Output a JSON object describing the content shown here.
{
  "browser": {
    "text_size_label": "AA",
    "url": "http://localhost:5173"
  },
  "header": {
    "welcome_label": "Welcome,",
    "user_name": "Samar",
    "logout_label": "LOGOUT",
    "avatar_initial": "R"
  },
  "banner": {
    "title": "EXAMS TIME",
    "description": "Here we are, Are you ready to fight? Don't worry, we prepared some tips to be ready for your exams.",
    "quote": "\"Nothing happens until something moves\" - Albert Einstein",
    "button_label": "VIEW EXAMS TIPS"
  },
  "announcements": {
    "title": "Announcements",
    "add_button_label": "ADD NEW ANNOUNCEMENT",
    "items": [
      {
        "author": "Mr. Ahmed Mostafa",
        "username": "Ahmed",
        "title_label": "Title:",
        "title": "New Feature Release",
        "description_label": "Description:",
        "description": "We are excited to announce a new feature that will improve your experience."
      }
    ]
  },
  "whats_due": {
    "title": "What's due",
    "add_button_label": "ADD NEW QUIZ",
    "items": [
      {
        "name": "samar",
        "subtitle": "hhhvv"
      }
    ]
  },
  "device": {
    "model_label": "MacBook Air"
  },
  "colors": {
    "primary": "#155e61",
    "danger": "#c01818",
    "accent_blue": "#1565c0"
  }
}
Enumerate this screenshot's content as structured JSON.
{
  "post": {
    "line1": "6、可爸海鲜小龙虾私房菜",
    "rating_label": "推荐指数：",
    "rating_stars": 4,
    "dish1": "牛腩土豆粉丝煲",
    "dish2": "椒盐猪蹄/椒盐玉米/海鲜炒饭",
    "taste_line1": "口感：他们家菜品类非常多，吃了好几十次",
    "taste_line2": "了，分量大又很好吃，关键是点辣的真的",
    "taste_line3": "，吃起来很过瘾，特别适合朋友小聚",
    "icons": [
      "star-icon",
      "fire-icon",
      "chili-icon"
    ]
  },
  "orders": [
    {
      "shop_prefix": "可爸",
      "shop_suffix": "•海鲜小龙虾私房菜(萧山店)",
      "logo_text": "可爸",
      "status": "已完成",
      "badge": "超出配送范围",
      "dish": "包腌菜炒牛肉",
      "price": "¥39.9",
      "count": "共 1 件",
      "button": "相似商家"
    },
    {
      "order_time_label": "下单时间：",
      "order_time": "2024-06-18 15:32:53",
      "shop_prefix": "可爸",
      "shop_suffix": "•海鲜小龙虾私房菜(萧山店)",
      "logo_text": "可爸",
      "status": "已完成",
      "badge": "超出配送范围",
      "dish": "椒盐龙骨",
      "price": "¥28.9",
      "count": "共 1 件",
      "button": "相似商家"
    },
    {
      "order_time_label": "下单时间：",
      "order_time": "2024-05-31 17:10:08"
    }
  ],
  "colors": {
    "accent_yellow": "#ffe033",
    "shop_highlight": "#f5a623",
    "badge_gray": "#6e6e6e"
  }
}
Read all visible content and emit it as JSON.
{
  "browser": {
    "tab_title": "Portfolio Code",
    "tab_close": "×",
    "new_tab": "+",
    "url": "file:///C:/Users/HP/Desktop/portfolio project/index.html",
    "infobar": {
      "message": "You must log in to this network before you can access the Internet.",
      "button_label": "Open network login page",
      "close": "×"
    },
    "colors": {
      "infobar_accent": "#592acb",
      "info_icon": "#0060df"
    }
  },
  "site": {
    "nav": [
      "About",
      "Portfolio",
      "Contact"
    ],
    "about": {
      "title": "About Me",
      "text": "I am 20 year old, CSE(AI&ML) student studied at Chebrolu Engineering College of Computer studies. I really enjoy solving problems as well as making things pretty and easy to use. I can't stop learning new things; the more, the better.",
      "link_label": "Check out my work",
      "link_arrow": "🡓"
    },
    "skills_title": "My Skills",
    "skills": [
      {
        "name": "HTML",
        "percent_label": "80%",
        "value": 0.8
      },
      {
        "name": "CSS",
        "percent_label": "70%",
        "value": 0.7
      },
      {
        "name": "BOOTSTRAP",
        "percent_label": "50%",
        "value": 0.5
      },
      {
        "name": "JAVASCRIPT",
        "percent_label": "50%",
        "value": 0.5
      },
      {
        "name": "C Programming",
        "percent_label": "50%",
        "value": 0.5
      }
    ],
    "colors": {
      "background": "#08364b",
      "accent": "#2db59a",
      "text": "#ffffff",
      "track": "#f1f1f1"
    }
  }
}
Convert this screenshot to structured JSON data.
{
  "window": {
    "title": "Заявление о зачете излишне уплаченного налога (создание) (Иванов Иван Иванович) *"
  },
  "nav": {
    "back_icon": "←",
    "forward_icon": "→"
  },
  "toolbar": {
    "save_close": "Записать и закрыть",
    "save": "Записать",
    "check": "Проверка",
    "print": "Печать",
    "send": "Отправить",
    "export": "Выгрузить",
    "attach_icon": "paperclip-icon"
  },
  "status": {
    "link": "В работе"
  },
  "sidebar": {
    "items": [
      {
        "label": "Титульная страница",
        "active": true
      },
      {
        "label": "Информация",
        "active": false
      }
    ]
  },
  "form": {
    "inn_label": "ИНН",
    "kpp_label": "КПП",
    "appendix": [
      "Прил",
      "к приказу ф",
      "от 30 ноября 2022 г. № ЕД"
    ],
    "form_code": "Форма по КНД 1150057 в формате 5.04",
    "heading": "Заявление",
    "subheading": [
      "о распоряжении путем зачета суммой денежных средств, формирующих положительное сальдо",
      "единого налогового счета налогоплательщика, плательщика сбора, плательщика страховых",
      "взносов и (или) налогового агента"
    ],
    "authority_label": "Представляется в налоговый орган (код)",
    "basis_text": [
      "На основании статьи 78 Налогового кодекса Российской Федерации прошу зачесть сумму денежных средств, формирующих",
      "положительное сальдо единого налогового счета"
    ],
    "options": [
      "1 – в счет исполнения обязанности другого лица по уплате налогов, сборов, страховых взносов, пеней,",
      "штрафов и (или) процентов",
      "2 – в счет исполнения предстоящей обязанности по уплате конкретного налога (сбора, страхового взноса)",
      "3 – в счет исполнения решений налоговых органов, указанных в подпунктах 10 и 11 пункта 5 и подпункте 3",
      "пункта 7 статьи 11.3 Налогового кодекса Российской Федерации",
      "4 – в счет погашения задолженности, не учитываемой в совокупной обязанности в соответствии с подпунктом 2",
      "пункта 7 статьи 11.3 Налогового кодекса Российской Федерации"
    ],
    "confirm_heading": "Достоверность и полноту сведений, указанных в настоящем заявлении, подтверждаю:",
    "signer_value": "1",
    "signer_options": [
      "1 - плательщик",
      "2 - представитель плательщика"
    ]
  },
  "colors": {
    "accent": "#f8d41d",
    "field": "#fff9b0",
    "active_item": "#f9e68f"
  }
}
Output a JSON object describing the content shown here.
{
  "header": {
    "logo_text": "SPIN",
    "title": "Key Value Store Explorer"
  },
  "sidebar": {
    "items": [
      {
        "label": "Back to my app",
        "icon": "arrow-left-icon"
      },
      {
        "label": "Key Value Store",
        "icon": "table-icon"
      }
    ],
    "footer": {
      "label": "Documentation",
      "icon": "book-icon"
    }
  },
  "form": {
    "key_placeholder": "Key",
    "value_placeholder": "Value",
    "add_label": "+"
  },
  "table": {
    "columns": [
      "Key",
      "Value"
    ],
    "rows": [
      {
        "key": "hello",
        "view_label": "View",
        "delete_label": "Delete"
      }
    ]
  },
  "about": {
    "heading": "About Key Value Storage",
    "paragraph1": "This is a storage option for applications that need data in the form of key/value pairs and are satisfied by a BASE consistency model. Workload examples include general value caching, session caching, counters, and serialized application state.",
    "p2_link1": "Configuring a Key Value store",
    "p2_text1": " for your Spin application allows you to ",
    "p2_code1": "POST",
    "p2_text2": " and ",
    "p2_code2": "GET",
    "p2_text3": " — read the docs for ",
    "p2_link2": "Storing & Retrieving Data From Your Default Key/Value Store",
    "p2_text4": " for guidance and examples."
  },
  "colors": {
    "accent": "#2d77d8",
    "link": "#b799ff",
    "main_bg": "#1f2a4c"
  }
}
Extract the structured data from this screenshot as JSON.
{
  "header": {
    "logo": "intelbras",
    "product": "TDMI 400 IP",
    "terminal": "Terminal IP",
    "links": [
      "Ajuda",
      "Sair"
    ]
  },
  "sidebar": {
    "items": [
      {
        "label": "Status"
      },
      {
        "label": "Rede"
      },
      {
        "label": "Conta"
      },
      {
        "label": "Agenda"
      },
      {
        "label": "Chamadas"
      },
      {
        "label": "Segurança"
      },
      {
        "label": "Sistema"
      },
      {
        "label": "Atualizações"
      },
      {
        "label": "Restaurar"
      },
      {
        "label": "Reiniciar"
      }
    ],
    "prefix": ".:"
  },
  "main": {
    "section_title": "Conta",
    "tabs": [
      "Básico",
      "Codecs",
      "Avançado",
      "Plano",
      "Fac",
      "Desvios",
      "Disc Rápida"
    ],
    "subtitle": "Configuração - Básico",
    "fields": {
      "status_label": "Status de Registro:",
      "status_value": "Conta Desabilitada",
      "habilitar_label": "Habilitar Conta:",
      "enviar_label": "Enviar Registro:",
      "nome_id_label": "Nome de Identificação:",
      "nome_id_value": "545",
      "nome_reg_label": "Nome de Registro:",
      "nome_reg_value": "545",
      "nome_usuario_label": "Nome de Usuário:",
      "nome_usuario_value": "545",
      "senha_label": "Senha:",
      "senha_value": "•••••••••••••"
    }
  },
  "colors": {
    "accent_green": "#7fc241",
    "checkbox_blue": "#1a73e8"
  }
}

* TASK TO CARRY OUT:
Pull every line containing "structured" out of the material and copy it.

* SOLUTION FOR THIS TASK:
Enumerate this screenshot's content as structured JSON.
Convert this screenshot to structured JSON data.
Extract the structured data from this screenshot as JSON.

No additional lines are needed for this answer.